• [Excerpts from an interface dataset]
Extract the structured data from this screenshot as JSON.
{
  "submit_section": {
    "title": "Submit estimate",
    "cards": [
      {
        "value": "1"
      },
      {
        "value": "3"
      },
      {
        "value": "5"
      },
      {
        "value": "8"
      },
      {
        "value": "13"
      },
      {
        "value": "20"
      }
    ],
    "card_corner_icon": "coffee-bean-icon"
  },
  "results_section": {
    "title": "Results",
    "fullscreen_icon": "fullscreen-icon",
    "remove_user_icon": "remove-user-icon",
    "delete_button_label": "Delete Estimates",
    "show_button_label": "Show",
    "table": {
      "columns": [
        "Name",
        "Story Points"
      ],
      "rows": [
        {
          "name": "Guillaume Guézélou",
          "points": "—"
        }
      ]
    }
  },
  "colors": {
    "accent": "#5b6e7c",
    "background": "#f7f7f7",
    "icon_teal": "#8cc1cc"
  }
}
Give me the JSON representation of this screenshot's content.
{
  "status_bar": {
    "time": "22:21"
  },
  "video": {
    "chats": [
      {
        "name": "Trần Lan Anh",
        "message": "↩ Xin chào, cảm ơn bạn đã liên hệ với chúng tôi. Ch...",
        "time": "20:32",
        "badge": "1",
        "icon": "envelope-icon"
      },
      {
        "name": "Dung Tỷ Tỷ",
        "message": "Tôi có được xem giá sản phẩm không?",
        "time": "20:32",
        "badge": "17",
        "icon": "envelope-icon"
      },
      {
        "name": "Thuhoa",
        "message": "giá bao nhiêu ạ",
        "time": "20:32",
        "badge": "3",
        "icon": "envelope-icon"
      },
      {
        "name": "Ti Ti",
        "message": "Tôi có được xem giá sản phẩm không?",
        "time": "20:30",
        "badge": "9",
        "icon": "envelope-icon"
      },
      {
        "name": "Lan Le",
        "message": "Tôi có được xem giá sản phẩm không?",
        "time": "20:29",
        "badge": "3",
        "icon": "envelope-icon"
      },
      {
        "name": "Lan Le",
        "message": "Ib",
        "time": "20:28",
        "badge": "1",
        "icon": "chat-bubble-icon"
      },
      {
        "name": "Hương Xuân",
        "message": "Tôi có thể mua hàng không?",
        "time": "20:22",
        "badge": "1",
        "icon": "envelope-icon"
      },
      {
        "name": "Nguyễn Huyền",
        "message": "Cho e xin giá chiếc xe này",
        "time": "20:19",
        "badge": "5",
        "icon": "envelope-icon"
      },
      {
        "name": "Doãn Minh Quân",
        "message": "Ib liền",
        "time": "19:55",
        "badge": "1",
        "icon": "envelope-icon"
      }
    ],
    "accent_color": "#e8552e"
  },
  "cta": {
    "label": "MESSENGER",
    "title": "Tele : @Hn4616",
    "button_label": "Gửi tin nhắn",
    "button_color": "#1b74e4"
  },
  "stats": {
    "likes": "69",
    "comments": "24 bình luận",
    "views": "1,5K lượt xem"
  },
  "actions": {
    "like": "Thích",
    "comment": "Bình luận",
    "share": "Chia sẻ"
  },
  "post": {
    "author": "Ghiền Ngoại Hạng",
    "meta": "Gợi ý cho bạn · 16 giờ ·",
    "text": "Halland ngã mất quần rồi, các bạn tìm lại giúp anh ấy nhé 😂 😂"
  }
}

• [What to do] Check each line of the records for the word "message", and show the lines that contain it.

• [Written answer]
        "message": "↩ Xin chào, cảm ơn bạn đã liên hệ với chúng tôi. Ch...",
        "message": "Tôi có được xem giá sản phẩm không?",
        "message": "giá bao nhiêu ạ",
        "message": "Tôi có được xem giá sản phẩm không?",
        "message": "Tôi có được xem giá sản phẩm không?",
        "message": "Ib",
        "message": "Tôi có thể mua hàng không?",
        "message": "Cho e xin giá chiếc xe này",
        "message": "Ib liền",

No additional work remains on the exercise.